Andrew Shann said he was ‘disgusted’ with the outcome, which saw Christopher Taylor, 30, avoiding jail after being convicted of causing death by careless driving.
Mr Shann’s wife, Yvonne, 56, died in the accident on a country road near Oban on December 30, 2015.
Taylor was ordered to perform 300 hours of unpaid work in the community and was banned from driving for 22 months.
Mr Shann said: ‘I am disgusted. It’s just ridiculous. He has gone from being charged with death by dangerous driving to death by careless driving to getting community service.
‘The law is an ass. It’s just unbelievable. The thing is, there’s nothing you can do about it, you just have to take it.
‘[Our children] are absolutely gutted that he got away with death by reckless driving.’
The High Court in Glasgow heard Taylor was originally charged with causing Mrs Shann’s death by dangerous driving, but a jury convicted him of the reduced charge of causing death by careless driving.
Judge Lord Beckett told Taylor: ‘A middle-aged woman who was driving safely and responsibly died in a head-on collision which you caused.
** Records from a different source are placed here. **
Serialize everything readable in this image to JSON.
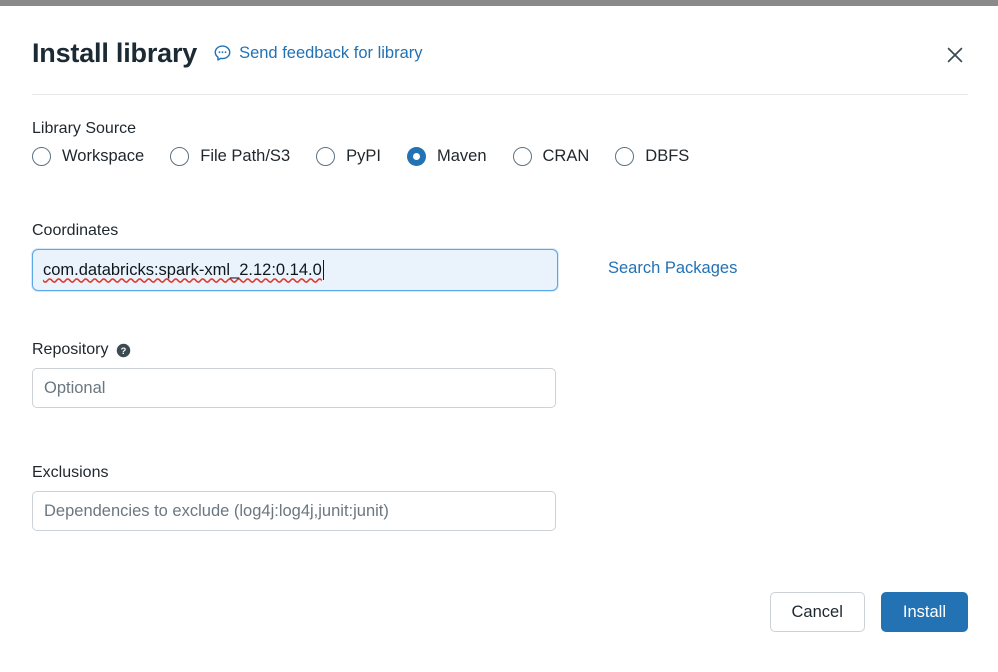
{
  "header": {
    "title": "Install library",
    "feedback_label": "Send feedback for library",
    "feedback_icon": "speech-bubble-icon",
    "close_icon": "close-icon"
  },
  "library_source": {
    "label": "Library Source",
    "options": [
      {
        "label": "Workspace",
        "selected": false
      },
      {
        "label": "File Path/S3",
        "selected": false
      },
      {
        "label": "PyPI",
        "selected": false
      },
      {
        "label": "Maven",
        "selected": true
      },
      {
        "label": "CRAN",
        "selected": false
      },
      {
        "label": "DBFS",
        "selected": false
      }
    ],
    "selected_value": "Maven"
  },
  "coordinates": {
    "label": "Coordinates",
    "value": "com.databricks:spark-xml_2.12:0.14.0",
    "focused": true,
    "search_link": "Search Packages"
  },
  "repository": {
    "label": "Repository",
    "help_icon": "help-circle-icon",
    "placeholder": "Optional",
    "value": ""
  },
  "exclusions": {
    "label": "Exclusions",
    "placeholder": "Dependencies to exclude (log4j:log4j,junit:junit)",
    "value": ""
  },
  "footer": {
    "cancel_label": "Cancel",
    "install_label": "Install"
  },
  "colors": {
    "accent": "#2272b4",
    "link": "#2272b4",
    "text": "#1f272d",
    "border": "#cdd2d6",
    "focus_border": "#5ba7e8",
    "focus_fill": "#eaf3fc",
    "spellcheck": "#e03b2f"
  }
}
Her family are left to grieve and her husband and three sons are still struggling to come to terms with it.’
The judge said there was no suggestion there was anything wrong with Taylor’s driving until he pulled out to overtake.
Lord Beckett said to Taylor, a first offender: ‘I am satisfied your remorse is genuine.’
He banned Taylor from driving for 22 months and warned him if he did not carry out the unpaid work, he could be jailed.
Mrs Shann had to be cut free from her Citroen and died more than a week later in the Royal Alexandra Hospital in Paisley.
The fatal crash took place on the A816 Lochgilphead to Oban road.
Taylor, of Rothesay, Isle of Bute, had a young child in his Peugeot at the time. The crash happened at night on the ‘twisty and windy’ road.
Jurors heard a driver in front of Taylor ‘knew something was going to happen’ when he pulled out to overtake him. The motorist feared the worst and ‘held his steering wheel a lot tighter’ as Taylor smashed into Mrs Shann’s car.
The court was told the crash happened in a ‘split second’ and that ‘the noise was terrible’.
The court heard Mrs Shann – who lived at Home Farm, Kilninver – could not have done anything to avoid being hit.
Taylor, who stayed in Ardrishaig at the time, accepted being responsible for the accident. His defence counsel, Dale Hughes, said: ‘Mr Taylor has expressed regret and guilt.’